    • That’s quite interesting. I get an even larger increase using Tmax on the coast. Agassiz was 0.8°C warmer in 2015 than it was in 1958 when the old record was set; Shawnigan Lake was 0.5°C warmer in 2015.

      In the interior, Kamloops was 0.9°C cooler in 2015, and in fact, 2015 only ranks 5th by Tmax. Pentcton was only 0.1°C cooler in 2015, good enough for 2nd behind 1958.

      Tatlayoko Lake was a full 2°C warmer in 2015, but still only good enough for 3rd spot all time (1958 was only the 21st warmest summer). 2009 and 2014 were the top two using Tmax.

    • I was using the “homogenized and adjusted data” for Agassiz (http://www.ec.gc.ca/dccha-ahccd/), which pushes 1898 and 1906 down below 2015 and 1958. The reason some weather stations have adjustments is because stations moved.

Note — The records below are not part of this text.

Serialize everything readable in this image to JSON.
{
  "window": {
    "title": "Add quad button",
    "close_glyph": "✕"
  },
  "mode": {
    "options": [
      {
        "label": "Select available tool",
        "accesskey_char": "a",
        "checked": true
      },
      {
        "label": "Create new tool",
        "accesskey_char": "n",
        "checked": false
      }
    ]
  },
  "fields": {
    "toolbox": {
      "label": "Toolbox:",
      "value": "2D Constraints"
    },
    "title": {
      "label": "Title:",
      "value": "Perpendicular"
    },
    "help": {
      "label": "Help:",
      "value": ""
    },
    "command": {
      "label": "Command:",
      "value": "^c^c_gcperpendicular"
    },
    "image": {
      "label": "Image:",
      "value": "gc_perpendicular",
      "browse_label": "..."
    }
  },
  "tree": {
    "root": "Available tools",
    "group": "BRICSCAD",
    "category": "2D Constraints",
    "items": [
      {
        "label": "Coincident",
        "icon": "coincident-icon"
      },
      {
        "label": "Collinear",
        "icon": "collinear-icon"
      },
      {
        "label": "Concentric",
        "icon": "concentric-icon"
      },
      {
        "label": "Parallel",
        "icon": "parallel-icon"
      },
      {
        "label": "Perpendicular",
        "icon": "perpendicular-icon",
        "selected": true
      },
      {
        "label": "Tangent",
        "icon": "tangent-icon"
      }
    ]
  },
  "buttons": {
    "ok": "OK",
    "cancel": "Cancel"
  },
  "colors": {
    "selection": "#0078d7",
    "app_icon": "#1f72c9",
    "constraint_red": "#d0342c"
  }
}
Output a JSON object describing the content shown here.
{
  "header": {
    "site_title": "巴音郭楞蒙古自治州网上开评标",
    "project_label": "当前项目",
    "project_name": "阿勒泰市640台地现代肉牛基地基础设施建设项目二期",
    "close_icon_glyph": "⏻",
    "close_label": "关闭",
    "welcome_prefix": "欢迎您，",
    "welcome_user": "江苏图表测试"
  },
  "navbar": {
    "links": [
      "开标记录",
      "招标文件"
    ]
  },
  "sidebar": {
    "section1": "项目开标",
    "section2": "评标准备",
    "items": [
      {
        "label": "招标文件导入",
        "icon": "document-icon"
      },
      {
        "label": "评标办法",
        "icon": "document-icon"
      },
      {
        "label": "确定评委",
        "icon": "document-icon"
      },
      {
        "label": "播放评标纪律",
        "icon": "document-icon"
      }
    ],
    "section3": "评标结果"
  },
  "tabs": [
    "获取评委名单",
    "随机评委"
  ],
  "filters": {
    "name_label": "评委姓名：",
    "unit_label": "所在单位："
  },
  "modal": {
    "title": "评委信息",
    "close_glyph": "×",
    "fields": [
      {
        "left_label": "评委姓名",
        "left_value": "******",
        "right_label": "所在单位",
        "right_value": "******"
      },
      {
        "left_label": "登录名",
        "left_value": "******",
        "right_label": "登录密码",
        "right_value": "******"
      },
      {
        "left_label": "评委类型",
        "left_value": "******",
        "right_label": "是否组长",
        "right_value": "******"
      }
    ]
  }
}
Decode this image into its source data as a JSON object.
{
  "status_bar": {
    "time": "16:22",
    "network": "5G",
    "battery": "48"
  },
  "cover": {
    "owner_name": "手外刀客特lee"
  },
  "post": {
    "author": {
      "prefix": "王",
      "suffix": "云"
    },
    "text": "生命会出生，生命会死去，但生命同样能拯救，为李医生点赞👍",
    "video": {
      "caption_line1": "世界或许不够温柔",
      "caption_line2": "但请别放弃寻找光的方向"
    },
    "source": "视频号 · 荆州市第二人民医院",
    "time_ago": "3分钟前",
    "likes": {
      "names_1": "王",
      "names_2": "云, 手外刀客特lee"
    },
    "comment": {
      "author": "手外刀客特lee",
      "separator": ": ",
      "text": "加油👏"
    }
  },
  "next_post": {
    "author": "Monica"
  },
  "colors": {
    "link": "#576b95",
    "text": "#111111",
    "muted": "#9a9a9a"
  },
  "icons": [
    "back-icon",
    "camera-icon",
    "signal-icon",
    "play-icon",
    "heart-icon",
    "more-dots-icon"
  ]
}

Agassiz CDA either moved in 1924 or the method used to measure temperature changed. The cynic might say the numbers were adjusted prior to 1924 to make Global Warming look bigger, but I think the the adjusted numbers were made for scientific reasons to more accurately compare the past with the present.

      I’m not big on using a single station or location though because stations move and instruments fail. That’s why for the graph above I used all weather stations (unadjusted), and assumed that the few that were in error would cancel others in error the opposite direction, or at least were overpowered by the 100s of accurate stations.

Leave a Reply

Fill in your details below or click an icon to log in:

WordPress.com Logo

You are commenting using your WordPress.com account. Log Out / Change )

Twitter picture

You are commenting using your Twitter account. Log Out / Change )

Facebook photo

You are commenting using your Facebook account. Log Out / Change )

Google+ photo

You are commenting using your Google+ account. Log Out / Change )

Connecting to %s